To do:
Exact copies of all the entries are required.

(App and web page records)
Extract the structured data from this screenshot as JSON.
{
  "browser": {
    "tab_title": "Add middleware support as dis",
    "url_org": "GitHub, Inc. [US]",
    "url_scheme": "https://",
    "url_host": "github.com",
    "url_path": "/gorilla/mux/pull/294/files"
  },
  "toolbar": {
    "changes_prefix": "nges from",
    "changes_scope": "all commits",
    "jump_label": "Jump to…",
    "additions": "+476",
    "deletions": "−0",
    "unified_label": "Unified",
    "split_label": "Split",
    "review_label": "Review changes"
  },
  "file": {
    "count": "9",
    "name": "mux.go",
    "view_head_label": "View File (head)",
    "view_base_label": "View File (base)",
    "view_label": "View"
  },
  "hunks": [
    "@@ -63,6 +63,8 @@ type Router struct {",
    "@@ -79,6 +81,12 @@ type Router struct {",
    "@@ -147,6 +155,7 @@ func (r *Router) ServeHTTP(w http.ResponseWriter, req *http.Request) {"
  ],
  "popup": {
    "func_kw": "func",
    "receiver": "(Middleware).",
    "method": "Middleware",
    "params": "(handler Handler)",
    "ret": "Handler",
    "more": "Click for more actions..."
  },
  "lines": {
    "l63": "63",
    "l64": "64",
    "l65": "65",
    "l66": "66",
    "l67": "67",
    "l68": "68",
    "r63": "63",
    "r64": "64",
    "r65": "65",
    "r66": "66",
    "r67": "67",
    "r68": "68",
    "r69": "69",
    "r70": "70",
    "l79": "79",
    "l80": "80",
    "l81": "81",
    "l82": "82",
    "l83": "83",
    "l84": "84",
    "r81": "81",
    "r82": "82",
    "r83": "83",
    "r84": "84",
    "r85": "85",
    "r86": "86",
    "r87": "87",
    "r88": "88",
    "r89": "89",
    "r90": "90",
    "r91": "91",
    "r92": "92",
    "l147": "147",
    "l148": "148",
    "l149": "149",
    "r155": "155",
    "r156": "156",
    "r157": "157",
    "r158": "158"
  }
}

Result below:
Extract the structured data from this screenshot as JSON.
{
  "browser": {
    "tab_title": "Add middleware support as dis",
    "url_org": "GitHub, Inc. [US]",
    "url_scheme": "https://",
    "url_host": "github.com",
    "url_path": "/gorilla/mux/pull/294/files"
  },
  "toolbar": {
    "changes_prefix": "nges from",
    "changes_scope": "all commits",
    "jump_label": "Jump to…",
    "additions": "+476",
    "deletions": "−0",
    "unified_label": "Unified",
    "split_label": "Split",
    "review_label": "Review changes"
  },
  "file": {
    "count": "9",
    "name": "mux.go",
    "view_head_label": "View File (head)",
    "view_base_label": "View File (base)",
    "view_label": "View"
  },
  "hunks": [
    "@@ -63,6 +63,8 @@ type Router struct {",
    "@@ -79,6 +81,12 @@ type Router struct {",
    "@@ -147,6 +155,7 @@ func (r *Router) ServeHTTP(w http.ResponseWriter, req *http.Request) {"
  ],
  "popup": {
    "func_kw": "func",
    "receiver": "(Middleware).",
    "method": "Middleware",
    "params": "(handler Handler)",
    "ret": "Handler",
    "more": "Click for more actions..."
  },
  "lines": {
    "l63": "63",
    "l64": "64",
    "l65": "65",
    "l66": "66",
    "l67": "67",
    "l68": "68",
    "r63": "63",
    "r64": "64",
    "r65": "65",
    "r66": "66",
    "r67": "67",
    "r68": "68",
    "r69": "69",
    "r70": "70",
    "l79": "79",
    "l80": "80",
    "l81": "81",
    "l82": "82",
    "l83": "83",
    "l84": "84",
    "r81": "81",
    "r82": "82",
    "r83": "83",
    "r84": "84",
    "r85": "85",
    "r86": "86",
    "r87": "87",
    "r88": "88",
    "r89": "89",
    "r90": "90",
    "r91": "91",
    "r92": "92",
    "l147": "147",
    "l148": "148",
    "l149": "149",
    "r155": "155",
    "r156": "156",
    "r157": "157",
    "r158": "158"
  }
}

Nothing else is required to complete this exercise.